━━━━━ GIVEN DATA ━━━━━
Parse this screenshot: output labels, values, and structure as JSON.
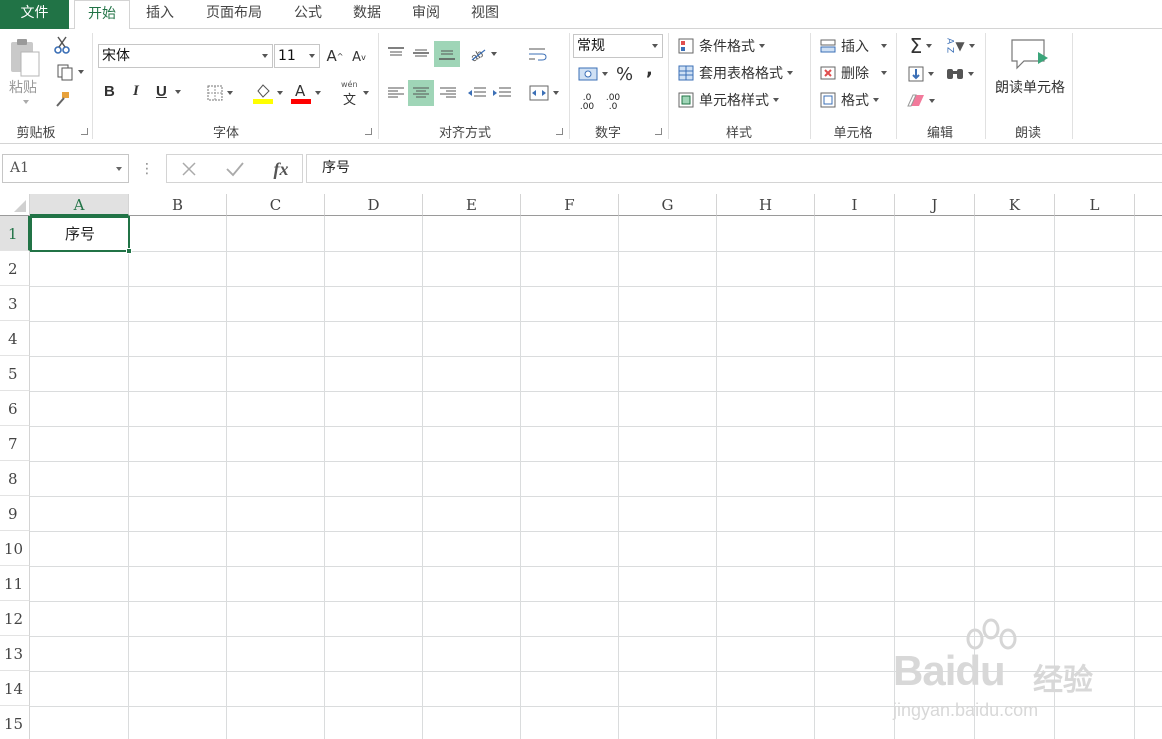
{
  "tabs": [
    "文件",
    "开始",
    "插入",
    "页面布局",
    "公式",
    "数据",
    "审阅",
    "视图"
  ],
  "ribbon": {
    "clipboard": {
      "label": "剪贴板",
      "paste": "粘贴"
    },
    "font": {
      "label": "字体",
      "name": "宋体",
      "size": "11",
      "bold": "B",
      "italic": "I",
      "underline": "U",
      "font_color": "A",
      "phonetic_top": "wén",
      "phonetic": "文"
    },
    "alignment": {
      "label": "对齐方式"
    },
    "number": {
      "label": "数字",
      "format": "常规",
      "percent": "%",
      "comma": ",",
      "inc_decimal_top": ".0",
      "inc_decimal_bottom": ".00",
      "dec_decimal_top": ".00",
      "dec_decimal_bottom": ".0"
    },
    "styles": {
      "label": "样式",
      "conditional": "条件格式",
      "table": "套用表格格式",
      "cell": "单元格样式"
    },
    "cells": {
      "label": "单元格",
      "insert": "插入",
      "delete": "删除",
      "format": "格式"
    },
    "editing": {
      "label": "编辑",
      "sum": "Σ",
      "sort": "A Z"
    },
    "read": {
      "label": "朗读",
      "button": "朗读单元格"
    }
  },
  "formula_bar": {
    "name_box": "A1",
    "fx": "fx",
    "content": "序号"
  },
  "grid": {
    "columns": [
      "A",
      "B",
      "C",
      "D",
      "E",
      "F",
      "G",
      "H",
      "I",
      "J",
      "K",
      "L"
    ],
    "rows": [
      "1",
      "2",
      "3",
      "4",
      "5",
      "6",
      "7",
      "8",
      "9",
      "10",
      "11",
      "12",
      "13",
      "14",
      "15"
    ],
    "cells": {
      "A1": "序号"
    }
  },
  "watermark": {
    "brand": "Baidu",
    "product": "经验",
    "url": "jingyan.baidu.com"
  },
  "colors": {
    "accent": "#217346",
    "highlight": "#9fd5b7",
    "fill_yellow": "#ffff00",
    "font_red": "#ff0000"
  }
}
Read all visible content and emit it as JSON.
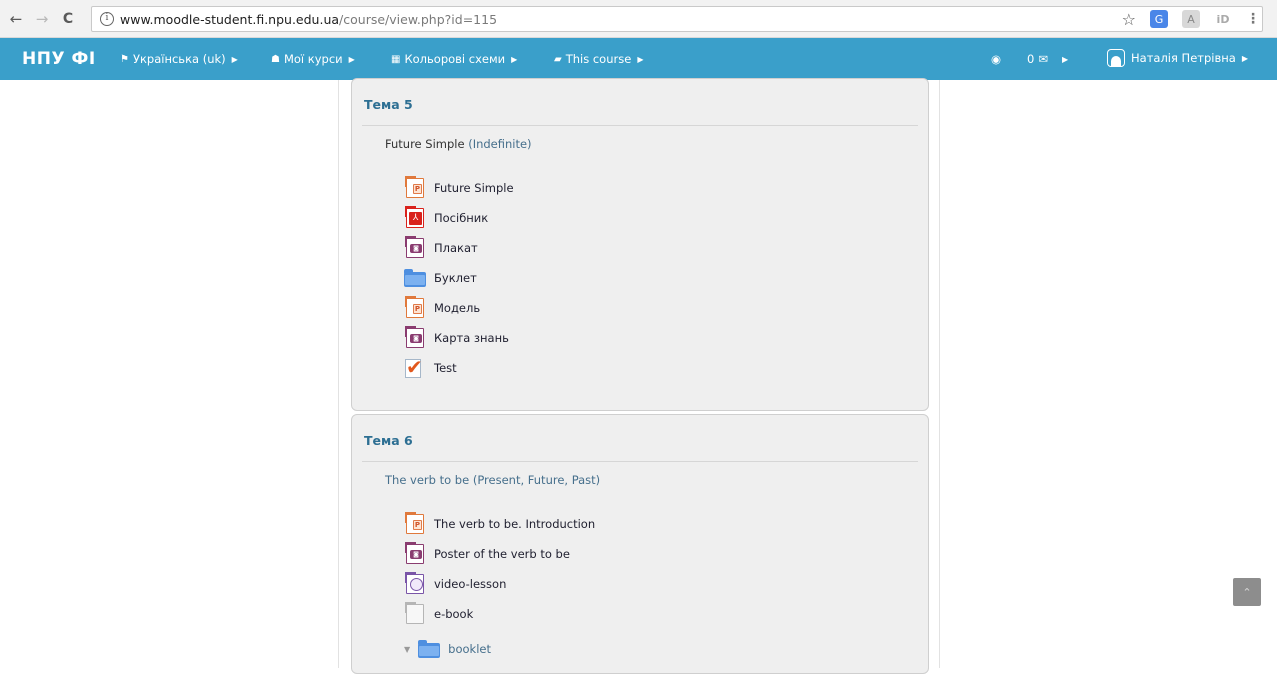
{
  "browser": {
    "back": "←",
    "forward": "→",
    "reload": "C",
    "info": "i",
    "url_host": "www.moodle-student.fi.npu.edu.ua",
    "url_path": "/course/view.php?id=115",
    "star": "☆",
    "ext_menu": "⋮"
  },
  "navbar": {
    "brand": "НПУ ФІ",
    "language": "Українська (uk)",
    "my_courses": "Мої курси",
    "color_schemes": "Кольорові схеми",
    "this_course": "This course",
    "messages_count": "0",
    "user_name": "Наталія Петрівна"
  },
  "sections": [
    {
      "title": "Тема 5",
      "summary_main": "Future Simple",
      "summary_muted": "(Indefinite)",
      "activities": [
        {
          "label": "Future Simple",
          "icon": "ppt-icon"
        },
        {
          "label": "Посібник",
          "icon": "pdf-icon"
        },
        {
          "label": "Плакат",
          "icon": "image-icon"
        },
        {
          "label": "Буклет",
          "icon": "folder-icon"
        },
        {
          "label": "Модель",
          "icon": "ppt-icon"
        },
        {
          "label": "Карта знань",
          "icon": "image-icon"
        },
        {
          "label": "Test",
          "icon": "quiz-icon"
        }
      ]
    },
    {
      "title": "Тема 6",
      "summary": "The verb to be (Present, Future, Past)",
      "activities": [
        {
          "label": "The verb to be. Introduction",
          "icon": "ppt-icon"
        },
        {
          "label": "Poster of the verb to be",
          "icon": "image-icon"
        },
        {
          "label": "video-lesson",
          "icon": "video-icon"
        },
        {
          "label": "e-book",
          "icon": "file-icon"
        },
        {
          "label": "booklet",
          "icon": "folder-icon"
        }
      ]
    }
  ],
  "scroll_top": "⌃"
}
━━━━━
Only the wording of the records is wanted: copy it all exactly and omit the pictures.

Parse this screenshot: output labels, values, and structure as JSON.
{
  "tabs": [
    "文件",
    "开始",
    "插入",
    "页面布局",
    "公式",
    "数据",
    "审阅",
    "视图"
  ],
  "ribbon": {
    "clipboard": {
      "label": "剪贴板",
      "paste": "粘贴"
    },
    "font": {
      "label": "字体",
      "name": "宋体",
      "size": "11",
      "bold": "B",
      "italic": "I",
      "underline": "U",
      "font_color": "A",
      "phonetic_top": "wén",
      "phonetic": "文"
    },
    "alignment": {
      "label": "对齐方式"
    },
    "number": {
      "label": "数字",
      "format": "常规",
      "percent": "%",
      "comma": ",",
      "inc_decimal_top": ".0",
      "inc_decimal_bottom": ".00",
      "dec_decimal_top": ".00",
      "dec_decimal_bottom": ".0"
    },
    "styles": {
      "label": "样式",
      "conditional": "条件格式",
      "table": "套用表格格式",
      "cell": "单元格样式"
    },
    "cells": {
      "label": "单元格",
      "insert": "插入",
      "delete": "删除",
      "format": "格式"
    },
    "editing": {
      "label": "编辑",
      "sum": "Σ",
      "sort": "A Z"
    },
    "read": {
      "label": "朗读",
      "button": "朗读单元格"
    }
  },
  "formula_bar": {
    "name_box": "A1",
    "fx": "fx",
    "content": "序号"
  },
  "grid": {
    "columns": [
      "A",
      "B",
      "C",
      "D",
      "E",
      "F",
      "G",
      "H",
      "I",
      "J",
      "K",
      "L"
    ],
    "rows": [
      "1",
      "2",
      "3",
      "4",
      "5",
      "6",
      "7",
      "8",
      "9",
      "10",
      "11",
      "12",
      "13",
      "14",
      "15"
    ],
    "cells": {
      "A1": "序号"
    }
  },
  "watermark": {
    "brand": "Baidu",
    "product": "经验",
    "url": "jingyan.baidu.com"
  },
  "colors": {
    "accent": "#217346",
    "highlight": "#9fd5b7",
    "fill_yellow": "#ffff00",
    "font_red": "#ff0000"
  }
}
Read all visible content and emit it as JSON.
{
  "browser": {
    "back": "←",
    "forward": "→",
    "reload": "C",
    "info": "i",
    "url_host": "www.moodle-student.fi.npu.edu.ua",
    "url_path": "/course/view.php?id=115",
    "star": "☆",
    "ext_menu": "⋮"
  },
  "navbar": {
    "brand": "НПУ ФІ",
    "language": "Українська (uk)",
    "my_courses": "Мої курси",
    "color_schemes": "Кольорові схеми",
    "this_course": "This course",
    "messages_count": "0",
    "user_name": "Наталія Петрівна"
  },
  "sections": [
    {
      "title": "Тема 5",
      "summary_main": "Future Simple",
      "summary_muted": "(Indefinite)",
      "activities": [
        {
          "label": "Future Simple",
          "icon": "ppt-icon"
        },
        {
          "label": "Посібник",
          "icon": "pdf-icon"
        },
        {
          "label": "Плакат",
          "icon": "image-icon"
        },
        {
          "label": "Буклет",
          "icon": "folder-icon"
        },
        {
          "label": "Модель",
          "icon": "ppt-icon"
        },
        {
          "label": "Карта знань",
          "icon": "image-icon"
        },
        {
          "label": "Test",
          "icon": "quiz-icon"
        }
      ]
    },
    {
      "title": "Тема 6",
      "summary": "The verb to be (Present, Future, Past)",
      "activities": [
        {
          "label": "The verb to be. Introduction",
          "icon": "ppt-icon"
        },
        {
          "label": "Poster of the verb to be",
          "icon": "image-icon"
        },
        {
          "label": "video-lesson",
          "icon": "video-icon"
        },
        {
          "label": "e-book",
          "icon": "file-icon"
        },
        {
          "label": "booklet",
          "icon": "folder-icon"
        }
      ]
    }
  ],
  "scroll_top": "⌃"
}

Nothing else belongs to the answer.